In the case at hand, and with reference to point (c) above, the Department wonders whether refusal to grant the requested release could be expected to result in complete fulfillment of the firm’s obligations at this time, since full compliance was not obtained at the time when reinclusion of the firm in the Proclaimed List remained a possibility. In this connection, it is noted that in the Embassy’s despatch no. 3640 of December 4, 1945,94 in which a proposal was submitted for the termination of the fiscalization of the firm, the Embassy stated that there had been substantial compliance with the principal conditions of the undertaking, including elimination of the most objectionable employees.

On the other hand, and with reference to point (a) above, if the firm should decide to comply with the terms of the undertaking, it would presumably be obliged under Brazilian law to pay indemnification to the employees dismissed; in addition to receiving such a windfall, these persons would not be hindered in any way in seeking employment with other firms in which they might be more dangerous than in a brewery.

With regard to those persons named by the Embassy who are shareholders in the company, the Department perceives certain practical difficulties surrounding any attempt to remove them from the affairs of the firm. It would appear that none of these persons are subject to Brazilian expropriation measures either on the basis of nationality or inimical activities, since such action has not been taken and the Department’s files do not indicate that such action has been contemplated or has been requested of the Brazilian authorities. Elimination of these shareholders would, therefore, have to be accomplished by persuasion which, if successful, would result in placing into their hands funds available for investment elsewhere.

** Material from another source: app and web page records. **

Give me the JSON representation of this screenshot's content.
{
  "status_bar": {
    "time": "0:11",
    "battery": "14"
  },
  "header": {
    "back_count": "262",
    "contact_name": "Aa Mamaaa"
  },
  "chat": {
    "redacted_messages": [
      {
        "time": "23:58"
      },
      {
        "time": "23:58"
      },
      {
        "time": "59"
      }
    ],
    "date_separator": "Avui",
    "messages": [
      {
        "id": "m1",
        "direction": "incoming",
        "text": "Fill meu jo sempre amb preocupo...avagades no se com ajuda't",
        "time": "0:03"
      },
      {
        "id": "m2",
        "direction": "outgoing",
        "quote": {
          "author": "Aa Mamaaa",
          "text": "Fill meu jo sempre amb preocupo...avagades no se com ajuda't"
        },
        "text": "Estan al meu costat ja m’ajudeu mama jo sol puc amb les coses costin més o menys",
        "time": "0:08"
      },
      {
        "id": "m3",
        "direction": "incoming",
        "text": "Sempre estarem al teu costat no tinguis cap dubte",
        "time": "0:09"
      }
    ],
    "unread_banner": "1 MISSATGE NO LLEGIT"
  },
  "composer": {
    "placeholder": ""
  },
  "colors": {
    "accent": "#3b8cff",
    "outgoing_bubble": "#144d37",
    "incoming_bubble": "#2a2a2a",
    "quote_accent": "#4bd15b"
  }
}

[Page 494]

The Department believes, therefore, that the Companhia Cervejaria Brahma should be released from its undertaking, unless the Embassy feels that retention of the undertaking may still accomplish a useful purpose, or that continued fiscalization of the firm is desirable in view of the presence of objectionable employees and shareholders, or that withdrawal of the undertaking at this time would be embarrassing to the Embassy.

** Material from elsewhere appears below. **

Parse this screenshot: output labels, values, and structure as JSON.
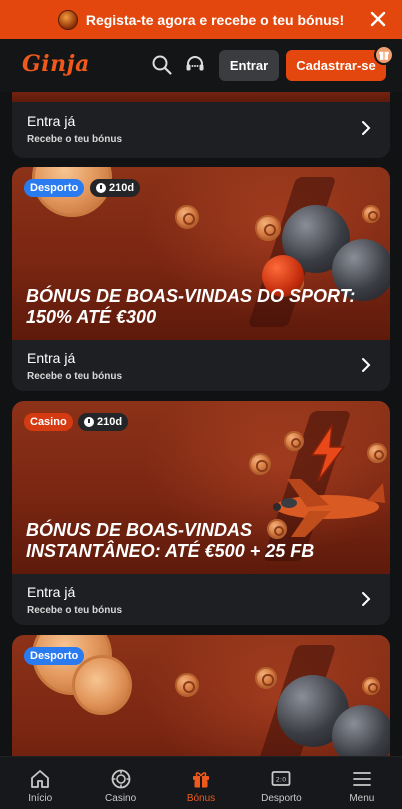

  1. Not printed.
  2. A pledge taken by a person or firm to have no business dealings with Axis companies appearing on the Proclaimed List.
  3. Foreign Relations, 1946, vol. xi, p. 463.
  4. Not printed.